Goal of the exercise:
Without including any pictures, write out all the entries exactly.

(Data excerpts)

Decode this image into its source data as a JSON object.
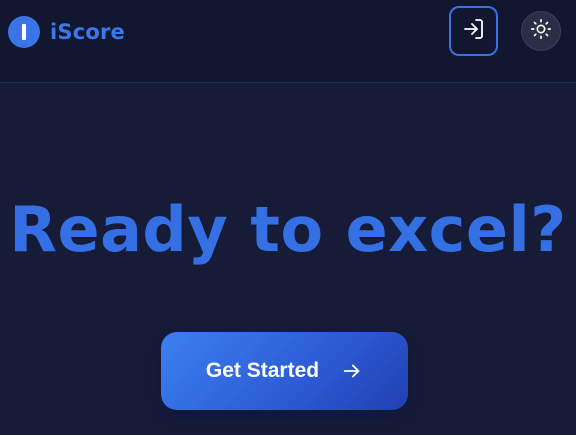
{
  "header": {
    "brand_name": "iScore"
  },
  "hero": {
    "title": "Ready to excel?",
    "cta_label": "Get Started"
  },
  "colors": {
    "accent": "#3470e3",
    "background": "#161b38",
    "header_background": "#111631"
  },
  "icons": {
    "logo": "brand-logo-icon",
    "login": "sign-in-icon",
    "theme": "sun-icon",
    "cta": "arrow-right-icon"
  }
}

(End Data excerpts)

Solution for this exercise:
Decode this image into its source data as a JSON object.
{
  "header": {
    "brand_name": "iScore"
  },
  "hero": {
    "title": "Ready to excel?",
    "cta_label": "Get Started"
  },
  "colors": {
    "accent": "#3470e3",
    "background": "#161b38",
    "header_background": "#111631"
  },
  "icons": {
    "logo": "brand-logo-icon",
    "login": "sign-in-icon",
    "theme": "sun-icon",
    "cta": "arrow-right-icon"
  }
}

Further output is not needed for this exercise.